Post-slavery, and after the invention of the “relaxer” by Madame C.J. Walker, a chemical cream that loosens kinky and curly hair to make it straight, Black women (and men) began to use it in order to appeal to the white masses. If they appeared similar to them, at least in one way, they would garner some of their respect. If they did not appear as slaves did, white citizens would not view them as lowly. Of course, looking back now, that did little to alter racist ideologies but did do a lot of damage within the Black community itself. Little Black children (especially girls because female societal acceptance was heavily based on beauty-standards) grew up hearing that their coily hair was ugly, “bad” hair, were likened to animals, especially the extremely racist caricature of monkeys, and grew up passing along to their own children that one of the only ways to be seen as attractive was to alter their hair from its originality.
Despite the overt casual prejudice and racism that we see today, from Zendaya being told she looked like she smelled of weed and patchouli oil for wearing faux dreadlocks, Vanessa Van Dyke being teased by classmates for not having straight hair and almost facing expulsion for wearing her naturally-textured hair at school, the firing of news anchor Rhonda Lee who defended her and Black people’s natural hair after she was thrown racially insensitive comments, a Kenyan blogger named Nancy Roxanne, who boldly claimed that natural hair (on Black women) was ugly, to the word “nappy” being synonymous to words that people use when disgusted, Black women all around the world continue to show that natural hair is culturally relevant and beautiful despite the often bashing it receives.
Not that the embracement of natural hair is something new (remember the 70’s and all the beautiful Afros?), but in recent years, there has been an international outcry of and for Black women to retain to the history, dignity, strength, power, and elegance of our crowns. Protective styles vary from cultural stylings of braids, Bantu knots, twists, dreadlocks, cornrows, Afros, etc., and speak to how Black women have always been able to turn sour lemons into sweet lemonade. The latter statement was so appealing to non-Black people, that many of them began taking those styles and wearing them. If that was not angering, it was plainly annoying when considering all the hate natural hair got that suddenly, it was profitable and for everybody, even though everybody was not tormented, discriminated against, and ridiculed for having those styles and hair texture. (So if you see a Black person angry at a non-Black person for taking Black cultural hairstyles, that’s one of the reasons why.

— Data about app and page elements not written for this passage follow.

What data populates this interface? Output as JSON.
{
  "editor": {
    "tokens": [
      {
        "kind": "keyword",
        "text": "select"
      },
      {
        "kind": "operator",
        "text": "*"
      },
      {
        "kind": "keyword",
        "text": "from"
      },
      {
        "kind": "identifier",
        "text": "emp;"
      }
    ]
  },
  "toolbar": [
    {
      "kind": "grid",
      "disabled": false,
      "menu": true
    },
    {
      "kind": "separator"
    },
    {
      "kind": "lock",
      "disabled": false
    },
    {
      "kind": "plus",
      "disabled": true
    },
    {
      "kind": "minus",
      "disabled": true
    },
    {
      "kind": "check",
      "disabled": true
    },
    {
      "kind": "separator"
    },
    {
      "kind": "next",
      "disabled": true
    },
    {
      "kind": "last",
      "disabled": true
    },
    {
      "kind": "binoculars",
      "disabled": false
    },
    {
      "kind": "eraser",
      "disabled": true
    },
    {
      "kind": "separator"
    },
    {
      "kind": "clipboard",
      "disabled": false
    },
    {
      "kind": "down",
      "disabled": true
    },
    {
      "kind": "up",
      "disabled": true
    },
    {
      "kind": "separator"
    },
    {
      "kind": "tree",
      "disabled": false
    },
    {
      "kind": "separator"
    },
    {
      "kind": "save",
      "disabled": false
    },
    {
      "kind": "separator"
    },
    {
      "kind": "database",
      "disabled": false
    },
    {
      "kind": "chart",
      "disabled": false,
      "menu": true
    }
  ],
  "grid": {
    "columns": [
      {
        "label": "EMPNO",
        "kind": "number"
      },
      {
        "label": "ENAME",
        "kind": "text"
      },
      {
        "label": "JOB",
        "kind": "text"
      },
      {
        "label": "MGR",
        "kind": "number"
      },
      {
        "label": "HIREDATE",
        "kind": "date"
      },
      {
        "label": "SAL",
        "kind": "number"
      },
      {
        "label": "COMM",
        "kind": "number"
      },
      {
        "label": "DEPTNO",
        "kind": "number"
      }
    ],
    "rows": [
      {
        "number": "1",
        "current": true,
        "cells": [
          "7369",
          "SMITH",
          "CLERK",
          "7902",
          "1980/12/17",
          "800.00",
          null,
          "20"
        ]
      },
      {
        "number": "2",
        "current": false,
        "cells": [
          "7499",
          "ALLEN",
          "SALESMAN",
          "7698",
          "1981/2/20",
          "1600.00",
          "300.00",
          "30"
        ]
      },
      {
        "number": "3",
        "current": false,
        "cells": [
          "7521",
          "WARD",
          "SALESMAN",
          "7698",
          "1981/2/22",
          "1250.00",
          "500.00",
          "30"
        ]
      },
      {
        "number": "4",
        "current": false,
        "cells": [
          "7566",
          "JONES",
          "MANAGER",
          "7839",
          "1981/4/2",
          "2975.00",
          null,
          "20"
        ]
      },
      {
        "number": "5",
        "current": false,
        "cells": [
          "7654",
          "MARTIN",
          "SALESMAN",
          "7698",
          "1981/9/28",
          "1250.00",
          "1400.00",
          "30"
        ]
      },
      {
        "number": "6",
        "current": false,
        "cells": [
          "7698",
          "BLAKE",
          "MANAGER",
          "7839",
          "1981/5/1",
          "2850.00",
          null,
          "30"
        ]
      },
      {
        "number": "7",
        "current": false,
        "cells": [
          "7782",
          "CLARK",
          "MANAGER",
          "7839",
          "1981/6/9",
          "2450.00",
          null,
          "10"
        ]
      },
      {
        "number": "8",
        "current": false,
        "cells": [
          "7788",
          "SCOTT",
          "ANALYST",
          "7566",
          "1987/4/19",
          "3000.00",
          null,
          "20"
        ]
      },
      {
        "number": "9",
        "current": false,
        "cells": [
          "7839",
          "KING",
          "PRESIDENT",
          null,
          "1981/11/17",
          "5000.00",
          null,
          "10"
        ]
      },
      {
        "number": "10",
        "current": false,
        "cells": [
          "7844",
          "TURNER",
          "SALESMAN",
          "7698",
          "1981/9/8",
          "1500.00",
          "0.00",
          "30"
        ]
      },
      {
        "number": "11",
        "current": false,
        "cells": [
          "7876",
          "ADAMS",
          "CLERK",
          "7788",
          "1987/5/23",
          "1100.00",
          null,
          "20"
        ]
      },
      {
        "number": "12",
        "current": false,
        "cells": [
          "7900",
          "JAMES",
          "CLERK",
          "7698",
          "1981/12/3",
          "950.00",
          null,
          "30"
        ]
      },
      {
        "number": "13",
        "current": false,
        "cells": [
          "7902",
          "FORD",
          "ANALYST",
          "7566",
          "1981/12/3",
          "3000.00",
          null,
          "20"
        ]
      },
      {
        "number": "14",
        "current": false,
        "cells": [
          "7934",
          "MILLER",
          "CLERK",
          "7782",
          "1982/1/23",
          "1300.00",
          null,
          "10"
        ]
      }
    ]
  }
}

Also because Black people are literally denied things like jobs and schooling because of them, but that’s another think piece for another day.)
I’ve said it before, but I’ll say it again—Black hair is not “just hair.” To say it is is almost insulting.
Something cannot go through a long line of disturbing, hateful, and discriminative history (and present) to only be equated to something else that had never gone through the same thing.